As kids growing up in the ’50s and ’60s, our parents taught us to “”respect” our elders, our communities, our teachers, priests, pastors, rabbis, moms, dads and #1 was love of country.
Each and every school day would begin with the Pledge of Allegiance, and thanking God for the privilege of being an American. Each and every year, American traditions were wholly celebrated as they were considered an integral part of our American character as a nation.
The following patriotic celebrations were an integral part of American Life: New Year’s Eve and New Year’s Day, Valentines Day, Easter, Memorial Day, the Fourth of July, Labor Day, Halloween (not a patriotic day, but indeed a day of importance for kids and trick or treating. All of these plus many other American days of note.
November brought us Veterans Day and Thanksgiving. The Christmas season was the annual season of love, peace, and happiness, the time of year when all Americans joined in the celebrations of all things great about America, the season of caring, sharing, and gift giving, “Merry Christmas was the seasons greeting that brought all of us, joy, and a sense of unification, with bright smiles.
During the Christmas season our Jewish Americans celebrated their High Holy Days of Hanukkah, and Jewish merchants decorated their stores to reflect the joy of the season.
The greatest wonders of America in those days was the celebratory attitude of all Americans, a celebration as a nation of one people. A nation united by the fact we all thank God for providing us with a nation of wonderment, the entire world came to respect as the beacon of freedom.

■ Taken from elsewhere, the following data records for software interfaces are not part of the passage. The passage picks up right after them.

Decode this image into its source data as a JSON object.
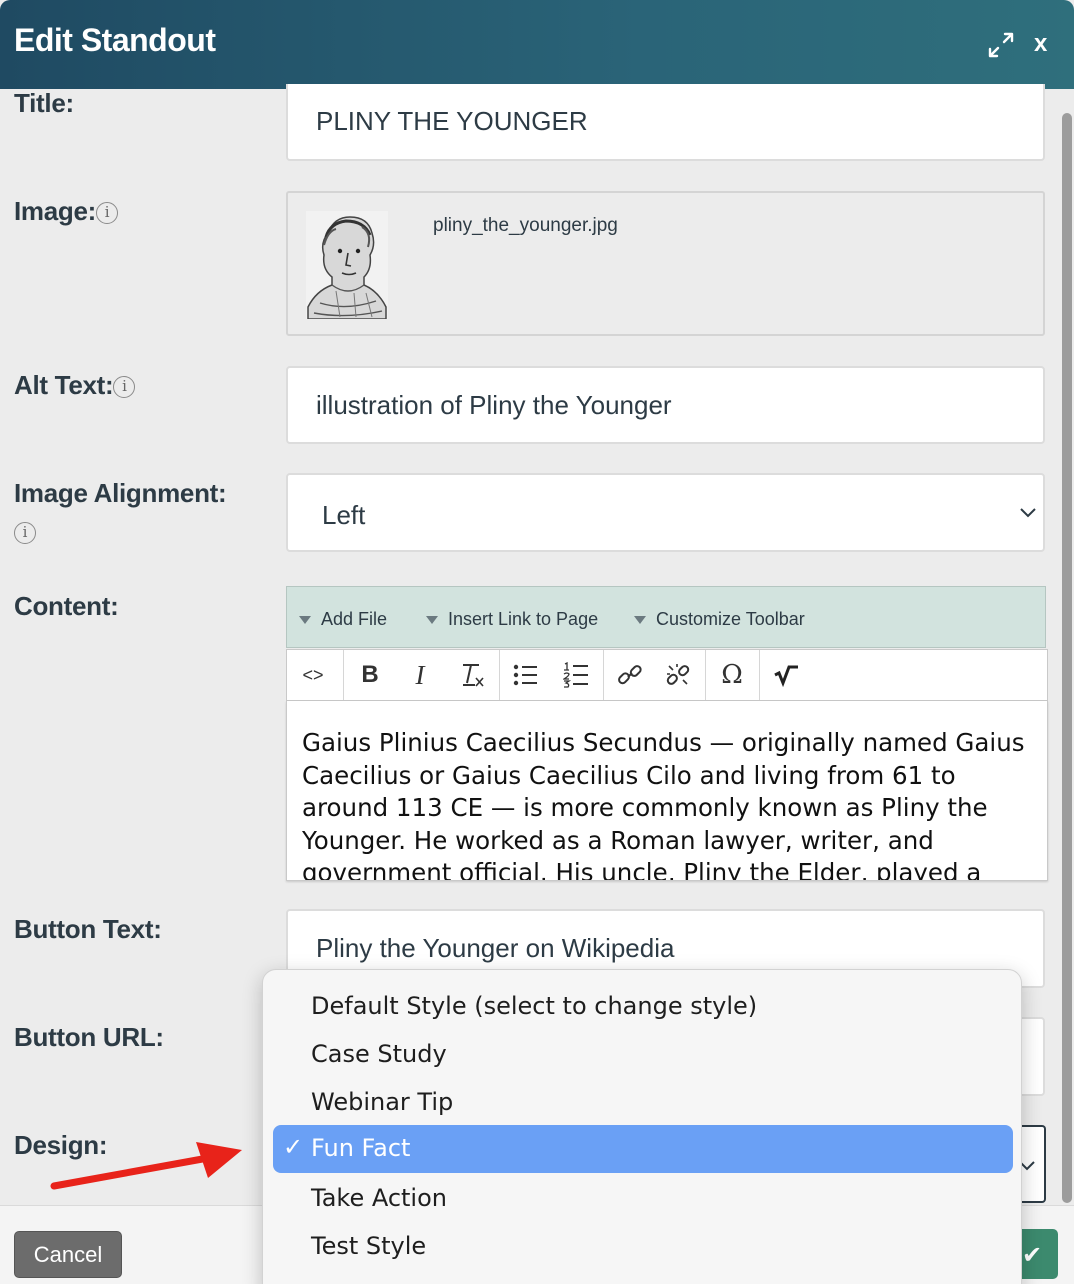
{
  "header": {
    "title": "Edit Standout",
    "close_label": "x"
  },
  "form": {
    "title_label": "Title:",
    "title_value": "PLINY THE YOUNGER",
    "image_label": "Image:",
    "image_filename": "pliny_the_younger.jpg",
    "alt_label": "Alt Text:",
    "alt_value": "illustration of Pliny the Younger",
    "alignment_label": "Image Alignment:",
    "alignment_value": "Left",
    "content_label": "Content:",
    "button_text_label": "Button Text:",
    "button_text_value": "Pliny the Younger on Wikipedia",
    "button_url_label": "Button URL:",
    "design_label": "Design:",
    "info_glyph": "i"
  },
  "editor": {
    "menu": [
      "Add File",
      "Insert Link to Page",
      "Customize Toolbar"
    ],
    "icons": [
      "source-icon",
      "bold-icon",
      "italic-icon",
      "clear-format-icon",
      "bulleted-list-icon",
      "numbered-list-icon",
      "link-icon",
      "unlink-icon",
      "special-char-icon",
      "math-icon"
    ],
    "buttons": {
      "source": "<>",
      "bold": "B",
      "italic": "I",
      "omega": "Ω"
    },
    "content": "Gaius Plinius Caecilius Secundus — originally named Gaius Caecilius or Gaius Caecilius Cilo and living from 61 to around 113 CE — is more commonly known as Pliny the Younger. He worked as a Roman lawyer, writer, and government official. His uncle, Pliny the Elder, played a"
  },
  "dropdown": {
    "options": [
      "Default Style (select to change style)",
      "Case Study",
      "Webinar Tip",
      "Fun Fact",
      "Take Action",
      "Test Style"
    ],
    "selected": "Fun Fact",
    "check": "✓"
  },
  "footer": {
    "cancel_label": "Cancel",
    "save_check": "✔"
  },
  "colors": {
    "header": "#1f4a62",
    "selection": "#6aa0f5",
    "save": "#3c8a6e",
    "arrow": "#e8231a"
  }
}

Ours is the only country on earth that is truly a melting pot of people from all four corners of this earth.
(The inspiration for this article came from the news report titled, “9/11 Memorial Kicks Out Teens For Throwing Trash Into Reflecting Pool.”)